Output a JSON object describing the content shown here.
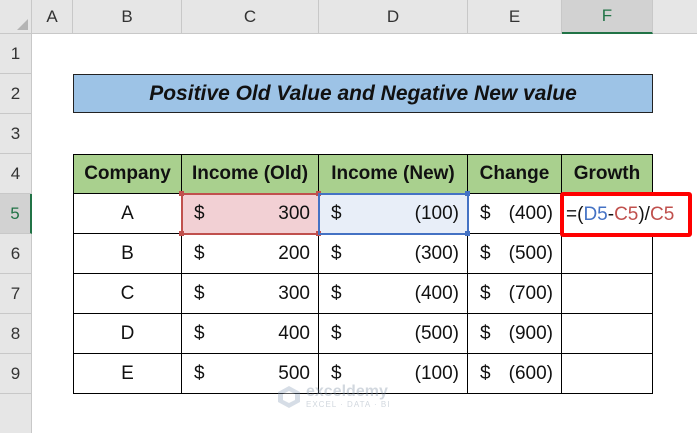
{
  "columns": [
    "A",
    "B",
    "C",
    "D",
    "E",
    "F"
  ],
  "rows": [
    "1",
    "2",
    "3",
    "4",
    "5",
    "6",
    "7",
    "8",
    "9"
  ],
  "title": "Positive Old Value and Negative New value",
  "headers": {
    "company": "Company",
    "income_old": "Income (Old)",
    "income_new": "Income (New)",
    "change": "Change",
    "growth": "Growth"
  },
  "currency": "$",
  "data": [
    {
      "company": "A",
      "old": "300",
      "new": "(100)",
      "change": "(400)"
    },
    {
      "company": "B",
      "old": "200",
      "new": "(300)",
      "change": "(500)"
    },
    {
      "company": "C",
      "old": "300",
      "new": "(400)",
      "change": "(700)"
    },
    {
      "company": "D",
      "old": "400",
      "new": "(500)",
      "change": "(900)"
    },
    {
      "company": "E",
      "old": "500",
      "new": "(100)",
      "change": "(600)"
    }
  ],
  "formula": {
    "eq_open": "=(",
    "ref1": "D5",
    "minus": "-",
    "ref2": "C5",
    "close_div": ")/",
    "ref3": "C5"
  },
  "watermark": {
    "main": "exceldemy",
    "sub": "EXCEL · DATA · BI"
  },
  "colors": {
    "header_fill": "#a9d08e",
    "title_fill": "#9dc3e6",
    "old_ref_fill": "#f2d0d4",
    "new_ref_fill": "#e8eef8",
    "highlight_border": "#ff0000",
    "ref_blue": "#4472c4",
    "ref_red": "#c0504d"
  }
}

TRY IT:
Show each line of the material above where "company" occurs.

YOUR RESPONSE:
    "company": "Company",
      "company": "A",
      "company": "B",
      "company": "C",
      "company": "D",
      "company": "E",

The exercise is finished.